The unfortunate reality of urbanization is the lack of trees – more often than not they come in the way of urban development and fall victim to it. However, sparing them helps to preserve nature and our oxygen supply, as well as our mental health. That is why, instead of getting rid of the issue, creative architects find ways to build around it. We have selected a few great examples how a tree melds into the house, or the other way round, as a nice blend of architecture and nature.
When local firm Zandigan Architects was commissioned to build Niavaran Residential Building in Shemiran area, which due to its abundant gardens and orchards is known as the summer residence of Tehran, they discovered that there were around 120 trees on the lot, all of them about 60 years old. The municipality permitted to cut only 45 of the trees, since they were located on the allowed 60% of the area of the lot, which could undergo construction.
Due to the value of the trees in the site, the municipality strove as far as possible to convince the owner to renounce their undeniable right of constructing 60% of the lot and trim the would-be-constructed area from 13,000 to 11,000 sqm, in order to help preserve the trees and prevent them from being cut. That is why conservation of the trees prioritized everything else in this project.
The original floorplan was devised regarding the positioning of the trees on the lot. The building was divided into two major volumes according to the location of the main line of central trees. The placement of the green area on both sides of this line informed the overall shape of the building.
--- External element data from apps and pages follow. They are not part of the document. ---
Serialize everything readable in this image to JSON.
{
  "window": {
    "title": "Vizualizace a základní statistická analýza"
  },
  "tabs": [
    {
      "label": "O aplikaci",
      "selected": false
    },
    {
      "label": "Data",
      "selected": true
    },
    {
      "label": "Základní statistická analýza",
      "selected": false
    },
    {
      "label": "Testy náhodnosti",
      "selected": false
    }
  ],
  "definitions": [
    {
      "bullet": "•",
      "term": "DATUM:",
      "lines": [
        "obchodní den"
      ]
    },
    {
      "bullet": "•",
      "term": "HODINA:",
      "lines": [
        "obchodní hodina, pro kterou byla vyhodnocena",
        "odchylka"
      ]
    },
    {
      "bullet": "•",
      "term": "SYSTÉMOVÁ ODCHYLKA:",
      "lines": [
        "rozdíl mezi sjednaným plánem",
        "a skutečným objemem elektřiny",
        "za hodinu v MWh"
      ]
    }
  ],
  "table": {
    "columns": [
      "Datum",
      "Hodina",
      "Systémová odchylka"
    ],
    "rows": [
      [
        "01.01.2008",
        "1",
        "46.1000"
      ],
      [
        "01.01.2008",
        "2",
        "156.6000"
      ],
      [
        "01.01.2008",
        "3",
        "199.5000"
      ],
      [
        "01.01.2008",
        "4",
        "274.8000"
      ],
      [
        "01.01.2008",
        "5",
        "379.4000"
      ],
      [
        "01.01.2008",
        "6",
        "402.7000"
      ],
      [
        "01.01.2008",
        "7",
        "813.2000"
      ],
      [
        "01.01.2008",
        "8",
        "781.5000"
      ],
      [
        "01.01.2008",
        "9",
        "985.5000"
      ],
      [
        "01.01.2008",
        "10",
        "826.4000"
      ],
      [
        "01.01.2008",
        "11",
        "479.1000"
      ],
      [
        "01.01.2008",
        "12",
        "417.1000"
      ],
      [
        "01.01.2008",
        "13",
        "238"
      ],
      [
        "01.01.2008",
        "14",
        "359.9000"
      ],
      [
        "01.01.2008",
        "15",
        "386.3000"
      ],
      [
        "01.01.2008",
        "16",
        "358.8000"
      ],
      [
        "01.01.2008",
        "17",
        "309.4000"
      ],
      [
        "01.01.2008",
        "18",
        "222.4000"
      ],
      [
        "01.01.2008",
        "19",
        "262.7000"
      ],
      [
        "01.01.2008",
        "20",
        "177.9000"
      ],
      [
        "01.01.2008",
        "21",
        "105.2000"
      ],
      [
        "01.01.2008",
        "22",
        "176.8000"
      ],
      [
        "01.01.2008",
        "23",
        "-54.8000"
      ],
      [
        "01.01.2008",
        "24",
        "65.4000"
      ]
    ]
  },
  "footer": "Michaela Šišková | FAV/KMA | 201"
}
The building features 30 residential apartments ranging from 80 to 300 sqm, as well as the lobby, the manager’s office, and the assembly room situated on the ground floor. Three basement floors are allocated to common use areas, such as parking garages, storages, the boiler room, swimming pool, spa and the gym.
Japanese practice Tezuka Architects has chosen to build Ring Around a Tree to accommodate a dual-purpose annex building at Fuji Kindergarden in Tachikawa, Tokyo, Japan. Actually built around a mature zelkova tree planted next to the existing school (as its name suggests), the new addition functions as both English language classrooms and as a waiting station for school buses.
The five metre high structure encompasses seven staggered floor plates placed as a continuous centripetal form, with columns and stairways dissolved into the tree’s large canopy. The treehouse-like building features a series of compressed and enclosed spaces accessible only to crouching, crawling children. The offset platforms are covered in soft rubber mats that help cushion inevitable accidents.
The glass enclosed unit hosts two classrooms, each consuming one floor, that are clear of traditional desks and chairs. Similarly dissolved into the branches and overgrown foliage, the intervention semms to destroy the boundaries between built and natural environments.
Israeli architecture studio Paritzki & Liani sought inspiration from to Japanese Zen gardens for a family dwelling in Tel Aviv. Aptly named Eucalyptus House, the project takes its name from an old tree on the street-facing elevation that shaped the design.
The team considered the existing tree as a ‘himorogi’, a sacred space or altar in Japanese tradition, which literally translates to ‘divine fence’. With this in mind, the architects inserted a gap in the front elevation to make space for the tree’s roots and branches.
Seeking to create a house of four misaligned levels, the architects developed two sections, vertically divided into two and three floors; a raumplan, with a difference in height of only half a meter, which keeps the private rooms separated from the social core of the house.
Following this idea, the living room, the most public area of the house located between the two patios on the ground floor, has a double height of 4 metres. A tree patio placed between the interior of the house and the street creates a deepness among the sections and enhances natural ventilation.
The independent patterns of the paths that weave together inside the house and tie together with the flying branches and the wood trunk of the eucalyptus tree, create a constant visual line between the greenery of the ground floor and the light of the upper floors.